Western Montana Mental Health Center
The Center Operates as a not for profit, tax exempt, public purpose corporation (501)(c)(3) under state and federal designation. The Board meets monthly to assure effective governance and administration of all Center interests. The public is invited to attend meetings. The Center provides services in (15) counties of western and southwestern Montana. Participating counties for 2014 include: Lincoln, Flathead, Sanders, Lake, Mineral, Missoula, Ravalli, Granite, Powell, Deer Lodge, Silver Bow, Beaverhead, Gallatin, Madison and Park.
Today's Mental Health Center:
The Western Montana Mental Health Center of 2015 provides services in 45 separate facilities/locations in western and southwestern Montana. The Center maintains full time staff and programs in 12 of their 15 service counties.The number of employees in July 2015 is 950. Programs include case management, crisis response teams in the major population centers, crisis stabilization facilities, adult and youth group homes, day treatment, drop in centers, vocational services, outpatient, medical outpatient, independent living and chemical dependency outpatient treatment. The Center has moved in recent years to development and operation of various housing programs to help insure adequate and affordable housing options for the consumers it serves. Programs are increasingly dedicated to the following service populations:
- adults with a serious mental illness;
- adults with substance use problems;
- youth with serious emotional disturbances;
- youth with substance use problems;
- veterans eligible for mental health care under a special VA contract;
- individuals with co-occurring mental health & substance use problems.

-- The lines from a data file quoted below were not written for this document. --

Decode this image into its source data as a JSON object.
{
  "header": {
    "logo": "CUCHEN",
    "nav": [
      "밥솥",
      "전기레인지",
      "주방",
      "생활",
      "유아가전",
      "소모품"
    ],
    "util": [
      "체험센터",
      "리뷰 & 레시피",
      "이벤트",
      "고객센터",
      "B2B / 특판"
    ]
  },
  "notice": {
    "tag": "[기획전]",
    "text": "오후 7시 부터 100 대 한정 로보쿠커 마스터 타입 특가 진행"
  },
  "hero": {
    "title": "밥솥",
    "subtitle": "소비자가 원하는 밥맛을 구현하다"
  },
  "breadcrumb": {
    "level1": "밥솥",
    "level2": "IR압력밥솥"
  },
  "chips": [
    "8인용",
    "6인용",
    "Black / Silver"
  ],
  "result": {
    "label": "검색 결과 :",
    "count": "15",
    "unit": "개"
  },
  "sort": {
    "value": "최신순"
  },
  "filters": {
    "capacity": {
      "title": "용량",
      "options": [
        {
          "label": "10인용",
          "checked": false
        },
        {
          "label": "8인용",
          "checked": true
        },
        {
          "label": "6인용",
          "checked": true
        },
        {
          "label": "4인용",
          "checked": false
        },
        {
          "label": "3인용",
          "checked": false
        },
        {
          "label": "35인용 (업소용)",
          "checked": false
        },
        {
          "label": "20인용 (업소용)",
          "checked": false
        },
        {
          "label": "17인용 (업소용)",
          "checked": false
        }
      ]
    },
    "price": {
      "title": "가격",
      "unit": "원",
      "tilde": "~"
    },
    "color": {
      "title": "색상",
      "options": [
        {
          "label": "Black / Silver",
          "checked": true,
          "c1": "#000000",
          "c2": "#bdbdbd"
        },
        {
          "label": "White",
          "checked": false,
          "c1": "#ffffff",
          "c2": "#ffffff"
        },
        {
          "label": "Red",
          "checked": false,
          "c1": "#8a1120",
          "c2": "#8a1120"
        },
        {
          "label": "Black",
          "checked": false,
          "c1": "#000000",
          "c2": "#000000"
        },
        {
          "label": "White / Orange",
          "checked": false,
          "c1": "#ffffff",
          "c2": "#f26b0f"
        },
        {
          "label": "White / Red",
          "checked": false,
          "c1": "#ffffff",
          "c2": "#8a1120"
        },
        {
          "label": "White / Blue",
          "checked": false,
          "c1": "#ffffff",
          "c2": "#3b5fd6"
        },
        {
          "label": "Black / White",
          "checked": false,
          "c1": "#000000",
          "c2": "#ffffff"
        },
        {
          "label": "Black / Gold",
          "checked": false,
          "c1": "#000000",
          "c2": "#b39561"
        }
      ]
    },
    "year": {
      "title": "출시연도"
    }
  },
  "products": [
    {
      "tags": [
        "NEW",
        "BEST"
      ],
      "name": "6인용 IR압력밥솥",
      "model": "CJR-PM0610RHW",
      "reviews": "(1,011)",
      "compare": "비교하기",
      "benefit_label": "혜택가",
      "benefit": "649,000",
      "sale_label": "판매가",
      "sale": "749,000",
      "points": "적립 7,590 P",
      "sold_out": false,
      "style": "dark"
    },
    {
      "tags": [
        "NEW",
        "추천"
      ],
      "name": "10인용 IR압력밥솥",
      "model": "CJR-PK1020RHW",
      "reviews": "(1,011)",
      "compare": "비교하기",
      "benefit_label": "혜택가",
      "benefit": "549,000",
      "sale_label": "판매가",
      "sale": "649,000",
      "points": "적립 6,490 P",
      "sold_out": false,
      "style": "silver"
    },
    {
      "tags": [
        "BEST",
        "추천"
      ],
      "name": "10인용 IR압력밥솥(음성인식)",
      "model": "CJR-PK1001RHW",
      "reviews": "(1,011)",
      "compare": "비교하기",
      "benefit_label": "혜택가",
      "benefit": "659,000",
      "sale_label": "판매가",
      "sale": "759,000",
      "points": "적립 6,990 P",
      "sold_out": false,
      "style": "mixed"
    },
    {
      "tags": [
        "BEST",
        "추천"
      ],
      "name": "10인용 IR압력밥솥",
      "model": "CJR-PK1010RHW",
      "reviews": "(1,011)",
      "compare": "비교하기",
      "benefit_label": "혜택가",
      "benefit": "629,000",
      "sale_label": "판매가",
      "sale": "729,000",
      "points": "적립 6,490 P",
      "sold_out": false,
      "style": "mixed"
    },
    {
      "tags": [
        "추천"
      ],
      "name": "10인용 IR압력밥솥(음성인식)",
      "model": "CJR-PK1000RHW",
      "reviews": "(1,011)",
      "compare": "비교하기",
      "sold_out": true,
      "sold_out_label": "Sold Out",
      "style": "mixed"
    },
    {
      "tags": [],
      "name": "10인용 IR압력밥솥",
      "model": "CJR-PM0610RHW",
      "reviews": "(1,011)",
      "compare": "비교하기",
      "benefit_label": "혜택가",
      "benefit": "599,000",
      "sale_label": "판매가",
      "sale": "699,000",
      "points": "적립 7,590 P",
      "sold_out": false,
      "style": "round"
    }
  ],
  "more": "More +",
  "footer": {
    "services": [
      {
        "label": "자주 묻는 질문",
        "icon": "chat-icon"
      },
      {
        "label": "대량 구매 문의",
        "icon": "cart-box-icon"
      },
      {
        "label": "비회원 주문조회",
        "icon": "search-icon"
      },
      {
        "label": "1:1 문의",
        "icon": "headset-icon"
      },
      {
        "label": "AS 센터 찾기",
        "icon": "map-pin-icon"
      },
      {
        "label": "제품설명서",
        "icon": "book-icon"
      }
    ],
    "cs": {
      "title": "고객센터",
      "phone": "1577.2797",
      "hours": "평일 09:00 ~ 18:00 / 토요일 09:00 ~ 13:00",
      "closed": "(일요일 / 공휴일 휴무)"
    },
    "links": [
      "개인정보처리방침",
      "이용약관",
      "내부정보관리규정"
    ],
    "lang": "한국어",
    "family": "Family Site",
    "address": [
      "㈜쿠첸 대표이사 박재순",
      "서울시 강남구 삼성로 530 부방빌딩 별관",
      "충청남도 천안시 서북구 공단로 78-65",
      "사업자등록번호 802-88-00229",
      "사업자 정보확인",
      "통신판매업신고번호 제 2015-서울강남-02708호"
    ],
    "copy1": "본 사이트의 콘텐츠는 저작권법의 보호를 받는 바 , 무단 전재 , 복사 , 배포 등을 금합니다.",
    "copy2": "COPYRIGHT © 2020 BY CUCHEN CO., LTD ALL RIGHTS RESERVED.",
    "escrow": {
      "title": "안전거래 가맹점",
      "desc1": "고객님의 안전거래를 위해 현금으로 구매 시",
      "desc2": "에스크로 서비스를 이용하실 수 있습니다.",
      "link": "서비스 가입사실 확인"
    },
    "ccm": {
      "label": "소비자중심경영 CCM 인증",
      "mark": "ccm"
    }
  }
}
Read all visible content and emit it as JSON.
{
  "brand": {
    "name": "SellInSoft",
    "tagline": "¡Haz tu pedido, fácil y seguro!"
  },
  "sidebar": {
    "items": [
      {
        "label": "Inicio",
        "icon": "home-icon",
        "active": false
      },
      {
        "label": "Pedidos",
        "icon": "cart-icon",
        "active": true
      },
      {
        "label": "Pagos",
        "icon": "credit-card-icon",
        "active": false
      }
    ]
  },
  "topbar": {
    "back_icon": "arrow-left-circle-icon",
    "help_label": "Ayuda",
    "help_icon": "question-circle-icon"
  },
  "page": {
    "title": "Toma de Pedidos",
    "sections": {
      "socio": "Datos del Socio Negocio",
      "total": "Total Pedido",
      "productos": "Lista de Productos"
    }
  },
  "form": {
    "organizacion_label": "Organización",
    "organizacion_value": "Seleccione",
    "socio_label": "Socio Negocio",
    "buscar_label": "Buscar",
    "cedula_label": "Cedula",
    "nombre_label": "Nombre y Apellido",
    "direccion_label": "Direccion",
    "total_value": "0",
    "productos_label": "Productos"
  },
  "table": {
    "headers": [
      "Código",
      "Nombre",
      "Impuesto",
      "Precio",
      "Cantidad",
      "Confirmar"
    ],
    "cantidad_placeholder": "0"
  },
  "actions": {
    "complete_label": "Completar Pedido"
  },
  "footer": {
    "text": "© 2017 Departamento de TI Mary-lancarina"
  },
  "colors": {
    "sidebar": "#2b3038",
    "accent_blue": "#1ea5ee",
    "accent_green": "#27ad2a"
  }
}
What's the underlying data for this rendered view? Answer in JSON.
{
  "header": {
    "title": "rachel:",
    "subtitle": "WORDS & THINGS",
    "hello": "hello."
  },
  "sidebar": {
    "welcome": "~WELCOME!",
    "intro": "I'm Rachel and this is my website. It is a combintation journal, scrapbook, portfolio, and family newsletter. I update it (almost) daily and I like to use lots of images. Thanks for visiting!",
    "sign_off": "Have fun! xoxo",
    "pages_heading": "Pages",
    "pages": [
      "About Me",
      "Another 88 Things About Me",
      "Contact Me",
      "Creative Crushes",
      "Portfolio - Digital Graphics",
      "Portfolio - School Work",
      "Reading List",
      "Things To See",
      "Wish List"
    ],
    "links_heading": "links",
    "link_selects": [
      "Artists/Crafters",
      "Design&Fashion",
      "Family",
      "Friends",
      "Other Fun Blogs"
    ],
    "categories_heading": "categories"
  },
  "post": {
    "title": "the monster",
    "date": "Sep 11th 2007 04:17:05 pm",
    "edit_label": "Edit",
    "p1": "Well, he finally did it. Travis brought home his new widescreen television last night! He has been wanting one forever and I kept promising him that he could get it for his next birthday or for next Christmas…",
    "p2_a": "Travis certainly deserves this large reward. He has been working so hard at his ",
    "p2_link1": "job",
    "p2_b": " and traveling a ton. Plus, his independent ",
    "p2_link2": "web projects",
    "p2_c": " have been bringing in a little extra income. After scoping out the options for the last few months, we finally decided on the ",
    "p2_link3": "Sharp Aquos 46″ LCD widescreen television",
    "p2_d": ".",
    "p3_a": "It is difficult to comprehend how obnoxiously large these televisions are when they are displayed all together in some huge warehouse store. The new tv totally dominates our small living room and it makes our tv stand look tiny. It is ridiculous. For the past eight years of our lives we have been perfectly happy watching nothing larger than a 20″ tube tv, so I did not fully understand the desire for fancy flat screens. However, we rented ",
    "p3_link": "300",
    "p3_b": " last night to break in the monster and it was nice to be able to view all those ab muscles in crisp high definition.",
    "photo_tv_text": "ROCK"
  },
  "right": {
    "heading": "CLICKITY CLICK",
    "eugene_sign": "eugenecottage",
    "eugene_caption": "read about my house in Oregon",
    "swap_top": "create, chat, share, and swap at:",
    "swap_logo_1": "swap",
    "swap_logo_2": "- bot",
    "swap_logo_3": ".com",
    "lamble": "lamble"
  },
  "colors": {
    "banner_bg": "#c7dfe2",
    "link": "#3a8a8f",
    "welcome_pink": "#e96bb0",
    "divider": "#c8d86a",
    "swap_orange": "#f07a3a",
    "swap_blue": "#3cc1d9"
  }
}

The Center also offers school based programs, prevention services and comprehensive school and community treatment programs in multiple public school districts. The largest segment of the Center’s finances come from Medicaid and contracts with the Montana State Dept. of Public Health and Human Services. County government remains integrally involved in the governance of the Center and is a significant funding source for local programs. In 2001, the Board of Directors chartered a separate subsidiary corporation for purposes of oversight and development of substance abuse treatment services called Western Montana Addiction Services(WMAS). WMAS is providing services in Missoula, Ravalli, Mineral Counties as of September 2014. The board has authorized the establishment of two client housing development corporations (Garden City Community Housing Development Organization (CHDO) and the Flathead-Lake CHDO, which continue to operate as subsidiary corporations of the Center.
Center Historical Review:
Prior to the opening of the Center, the State Department of Institutions funded and administered five community mental health clinics in the state. One of the clinics was located in Missoula and was housed in the basement of the Student Health Center at the University of Montana. This clinic, with a modest staff of six, was responsible for serving the counties of Western Montana. Services were almost exclusively outpatient and, due to the limited staff, outreach efforts throughout the Region were very minimal. It has been noted, in review of various early documents of the clinic, that limited efforts were made to provide consultation services to some of the more isolated communities of the Region. The expectation, however, was that clients would commute to Missoula where services would be provided within the clinic. Although it is not known just when this clinic initiated services, there are old records suggesting that the clinic opened in 1942. Employees of this clinic were all staff members of the State of Montana and they answered directly to the superintendent of the Warm Springs State Hospital. There was considerable isolation of the staff as direct contact with the State Hospital was minimal. Supervision and consultation with staff members at that institution was very limited and, in truth, the clinic was an autonomous unit, which operated with very little direction outside of its own staff.
Montana's interest in the development of comprehensive community mental health centers was sparked by the Joint Commission on Mental Illness and Health that was established by Congress under the Mental Health Study Act of 1955. Montana received funds to study its mental health needs and resources and for a five-year period effort was devoted towards the development of a plan which would provide effective services to the residents of Montana. With the passage of federal staffing and construction grant programs by Congress in 1963...